When most people think of Africa, they think of tribal warfare, famine, extreme poverty, AIDS, and chaos. Just 13 years ago, The Economist wrote Africa off as "the hopeless continent." But despite the statistical profile of the continent, Africans have remained the world's staunchest optimists with "a more positive economic outlook than many others around the world and are hopeful about their children's future," according to a recent Pew Research Center poll.
According to a Gallup World survey last year, African nations were some of the most optimistic. Although Gallup gave a pretty bleak explanation for the results, stating that, "Optimism may be more widespread in these countries simply because people cannot imagine that their lives could get any worse."
But here are a few brighter reasons why.
Despite many in Africa being unable to afford some of life's most basic necessities, a median of 50% believe their children will be better off financially than their parents. In Nigeria and Ghana, for example, almost 65% of the respondents say their children will be better off — a much more optimistic outlook compared to some of the world's wealthiest nations. In the U.S. and UK, for example, a mere 33% and 17% respectively are optimistic about prospects for the next generation.
The future certainly does look promising with Africa predicted to have the largest economic growth of any continent over the next decade with its GDP expected to rise by an average of 6% a year over the next decade.
Last year, Citi predicted that sub-Saharan Africa will double its share of the world's economy as countries across the region begin to see growth accelerate due to commodities such as oil, increase in wealth per capita, and development of new industries. The continent also has largely untapped natural and mineral resources that could be another reason to be optimistic about its future.
Botswana used its diamond wealth to grow from one of Africa's poorest countries to become a stable, democratic country. According to Amb. Johnnie Carson, the former assistant secretary of state for Africa, Mozambique's natural gas reserves, for example, "Have the potential of making Mozambique one of the wealthiest countries in Sub-Saharan Africa."
The country also showed a 7.4% growth rate last year — a promising statistic for one of the poorest countries in the world.
Changing its stance on Africa's future, The Economist recently called it "the hopeful continent," saying African lives have and will continue to improve.

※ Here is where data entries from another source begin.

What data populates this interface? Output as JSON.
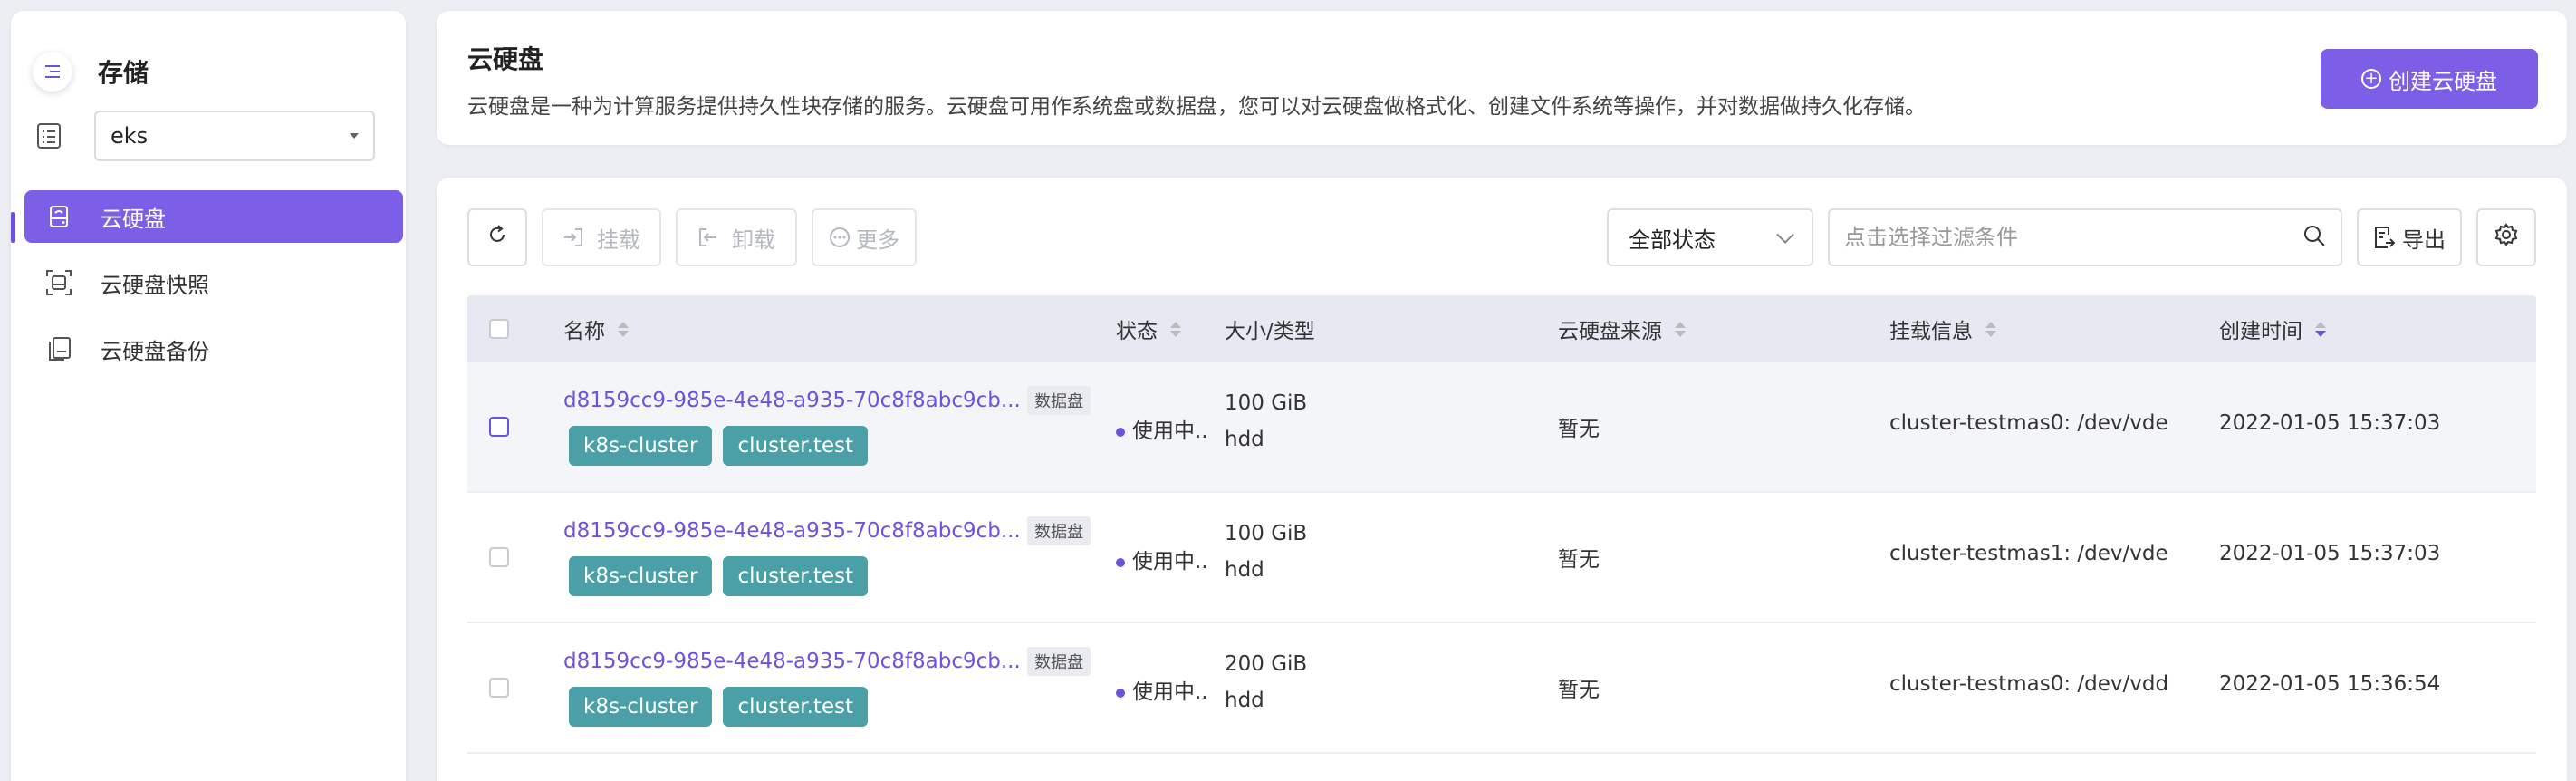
{
  "sidebar": {
    "title": "存储",
    "project": "eks",
    "items": [
      {
        "label": "云硬盘",
        "active": true
      },
      {
        "label": "云硬盘快照",
        "active": false
      },
      {
        "label": "云硬盘备份",
        "active": false
      }
    ]
  },
  "header": {
    "title": "云硬盘",
    "description": "云硬盘是一种为计算服务提供持久性块存储的服务。云硬盘可用作系统盘或数据盘，您可以对云硬盘做格式化、创建文件系统等操作，并对数据做持久化存储。",
    "create_label": "创建云硬盘"
  },
  "toolbar": {
    "attach_label": "挂载",
    "detach_label": "卸载",
    "more_label": "更多",
    "status_filter": "全部状态",
    "search_placeholder": "点击选择过滤条件",
    "export_label": "导出"
  },
  "table": {
    "columns": {
      "name": "名称",
      "status": "状态",
      "size": "大小/类型",
      "source": "云硬盘来源",
      "attach": "挂载信息",
      "created": "创建时间"
    },
    "rows": [
      {
        "name": "d8159cc9-985e-4e48-a935-70c8f8abc9cb...",
        "type": "数据盘",
        "tags": [
          "k8s-cluster",
          "cluster.test"
        ],
        "status": "使用中..",
        "size": "100 GiB",
        "disk_type": "hdd",
        "source": "暂无",
        "attach": "cluster-testmas0: /dev/vde",
        "created": "2022-01-05 15:37:03"
      },
      {
        "name": "d8159cc9-985e-4e48-a935-70c8f8abc9cb...",
        "type": "数据盘",
        "tags": [
          "k8s-cluster",
          "cluster.test"
        ],
        "status": "使用中..",
        "size": "100 GiB",
        "disk_type": "hdd",
        "source": "暂无",
        "attach": "cluster-testmas1: /dev/vde",
        "created": "2022-01-05 15:37:03"
      },
      {
        "name": "d8159cc9-985e-4e48-a935-70c8f8abc9cb...",
        "type": "数据盘",
        "tags": [
          "k8s-cluster",
          "cluster.test"
        ],
        "status": "使用中..",
        "size": "200 GiB",
        "disk_type": "hdd",
        "source": "暂无",
        "attach": "cluster-testmas0: /dev/vdd",
        "created": "2022-01-05 15:36:54"
      }
    ]
  },
  "colors": {
    "accent": "#7c5fe6",
    "tag": "#4b9fa6"
  }
}
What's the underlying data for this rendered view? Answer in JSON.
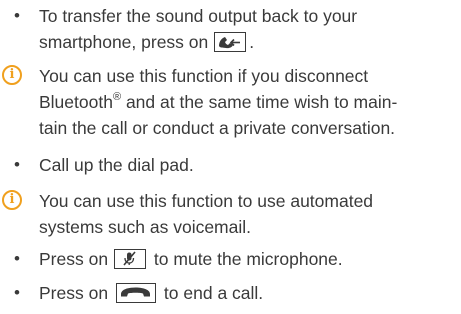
{
  "items": [
    {
      "type": "bullet",
      "lines": [
        "To transfer the sound output back to your",
        "smartphone, press on"
      ],
      "after_icon": "."
    },
    {
      "type": "info",
      "lines": [
        "You can use this function if you disconnect",
        "Bluetooth",
        "and at the same time wish to main-",
        "tain the call or conduct a private conversation."
      ],
      "registered_mark": "®"
    },
    {
      "type": "bullet",
      "lines": [
        "Call up the dial pad."
      ]
    },
    {
      "type": "info",
      "lines": [
        "You can use this function to use automated",
        "systems such as voicemail."
      ]
    },
    {
      "type": "bullet",
      "before": "Press on",
      "after": "to mute the microphone."
    },
    {
      "type": "bullet",
      "before": "Press on",
      "after": "to end a call."
    }
  ],
  "markers": {
    "bullet": "•",
    "info": "i"
  },
  "icons": {
    "transfer_to_phone": "handset-with-arrow-icon",
    "mute_microphone": "muted-microphone-icon",
    "end_call": "hang-up-icon"
  },
  "colors": {
    "text": "#3a3a3a",
    "info_accent": "#f0a01e"
  }
}
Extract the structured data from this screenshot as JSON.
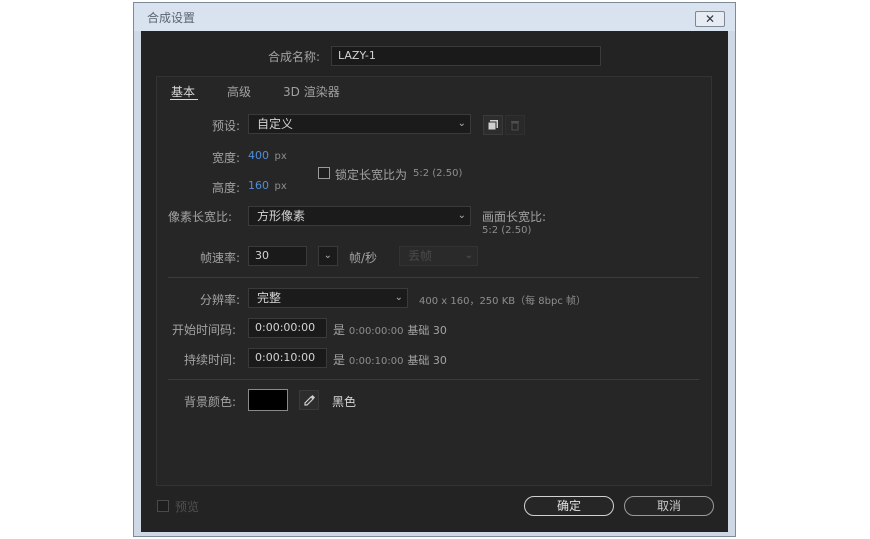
{
  "window": {
    "title": "合成设置",
    "close_glyph": "✕"
  },
  "comp_name": {
    "label": "合成名称:",
    "value": "LAZY-1"
  },
  "tabs": [
    {
      "label": "基本"
    },
    {
      "label": "高级"
    },
    {
      "label": "3D 渲染器"
    }
  ],
  "preset": {
    "label": "预设:",
    "value": "自定义"
  },
  "width": {
    "label": "宽度:",
    "value": "400",
    "unit": "px"
  },
  "height": {
    "label": "高度:",
    "value": "160",
    "unit": "px"
  },
  "lock_aspect": {
    "label": "锁定长宽比为",
    "ratio": "5:2 (2.50)",
    "checked": false
  },
  "pixel_aspect": {
    "label": "像素长宽比:",
    "value": "方形像素"
  },
  "frame_aspect": {
    "label": "画面长宽比:",
    "value": "5:2 (2.50)"
  },
  "frame_rate": {
    "label": "帧速率:",
    "value": "30",
    "unit": "帧/秒",
    "drop_frame": "丢帧"
  },
  "resolution": {
    "label": "分辨率:",
    "value": "完整",
    "info": "400 x 160，250 KB（每 8bpc 帧）"
  },
  "start_timecode": {
    "label": "开始时间码:",
    "value": "0:00:00:00",
    "info_prefix": "是",
    "info_time": "0:00:00:00",
    "info_base": "基础 30"
  },
  "duration": {
    "label": "持续时间:",
    "value": "0:00:10:00",
    "info_prefix": "是",
    "info_time": "0:00:10:00",
    "info_base": "基础 30"
  },
  "background": {
    "label": "背景颜色:",
    "color": "#000000",
    "name": "黑色"
  },
  "preview": {
    "label": "预览",
    "checked": false
  },
  "buttons": {
    "ok": "确定",
    "cancel": "取消"
  },
  "icons": [
    "close-icon",
    "chevron-down-icon",
    "new-preset-icon",
    "delete-preset-icon",
    "eyedropper-icon"
  ],
  "colors": {
    "accent_value": "#4f8edc",
    "dialog_bg": "#232323"
  }
}
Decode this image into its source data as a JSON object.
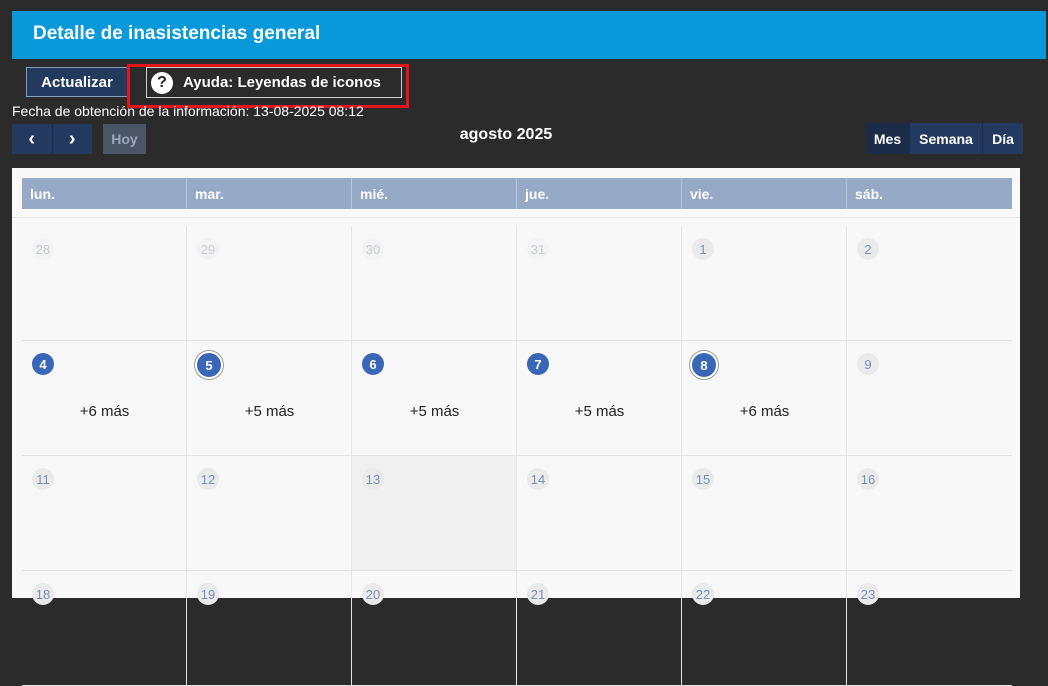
{
  "header": {
    "title": "Detalle de inasistencias general"
  },
  "toolbar": {
    "refresh_label": "Actualizar",
    "help_label": "Ayuda: Leyendas de iconos",
    "help_icon": "question-circle-icon"
  },
  "fetch_info": "Fecha de obtención de la información: 13-08-2025 08:12",
  "nav": {
    "prev": "‹",
    "next": "›",
    "today_label": "Hoy"
  },
  "calendar_title": "agosto 2025",
  "views": {
    "month": "Mes",
    "week": "Semana",
    "day": "Día"
  },
  "weekdays": [
    "lun.",
    "mar.",
    "mié.",
    "jue.",
    "vie.",
    "sáb."
  ],
  "weeks": [
    [
      {
        "num": "28"
      },
      {
        "num": "29"
      },
      {
        "num": "30"
      },
      {
        "num": "31"
      },
      {
        "num": "1"
      },
      {
        "num": "2"
      }
    ],
    [
      {
        "num": "4",
        "more": "+6 más"
      },
      {
        "num": "5",
        "more": "+5 más"
      },
      {
        "num": "6",
        "more": "+5 más"
      },
      {
        "num": "7",
        "more": "+5 más"
      },
      {
        "num": "8",
        "more": "+6 más"
      },
      {
        "num": "9"
      }
    ],
    [
      {
        "num": "11"
      },
      {
        "num": "12"
      },
      {
        "num": "13"
      },
      {
        "num": "14"
      },
      {
        "num": "15"
      },
      {
        "num": "16"
      }
    ],
    [
      {
        "num": "18"
      },
      {
        "num": "19"
      },
      {
        "num": "20"
      },
      {
        "num": "21"
      },
      {
        "num": "22"
      },
      {
        "num": "23"
      }
    ]
  ],
  "colors": {
    "header": "#0799d9",
    "accent": "#3a66b8",
    "alert": "#e0141c",
    "button": "#233a5e"
  }
}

Goods and services that used to be scarce are now readily available and changing the lives of Africans.
Mobile phone usage, for example, has spread more rapidly in Africa than on any other continent, at an average 18% annually in the last five years. Fewer than one in three Africans now has a mobile phone, and the device is used for health care, education, loans, purchasing and selling goods, agriculture, and an innovative mobile banking system in Kenya.
"A lot of people on both sides of the pond are waking up to the fact you can make big money in contemporary [African] art," said one of Nigeria's biggest media moguls. "Some of the things I bought just for aesthetic pleasure years ago are now worth millions."
Emerging local elites and foreign investors are driving a booming art scene, particularly in Nigeria, South Africa, and Kenya. Earlier this year, Angola became the first African country to win a prestigious Golden Lion at the Venice Biennale while last year Ghanaian contemporary El Anatsui's New World Map tapestry made of out flattened bottled caps sold for a record-breaking $870,500 in London.
Although Africa is still the costliest region for entrepreneurs, there is a growing wave of social entrepreneurs working to create innovative solutions to some of the many challenges that the continent faces regarding youth unemployment, education, health care, electricity shortages, etc. Representing the best of their generation, these young entrepreneurs are changing the face of Africa and inspiring the continent's largest population — its "youth bulge" — to follow suit as well.
There is no doubt that Africa's population of one billion people highlight some of the grimmest statistics in the world including the shortest life expectancy, some of the worst misrule, extreme poverty, low income, HIV, malaria and tuberculosis. In spite of the unyielding despair, Africans still hold on to optimism and hope for the future of their children and nations.
"If I put on my academic hat, I would have nothing to tell you to explain this," said Kayode Fayemi, the current governor of Ekiti State, Nigeria. "The only thing keeping people going is hope and optimism about the future that is unknown. The hope is the evidence of things not seen. I think that is the only way to explain optimism, because you can't base it on any analysis of our current condition."
When correspondent Lydia Polgreen travelled across sub-Saharan Africa back in 2006, she wrote, "Every single day lived here, each birth, wedding, graduation, sunrise and sunset is, in ways large and small, [is] a daily triumph of hope over experience. Hope, it seems, is Africa's most abundant harvest."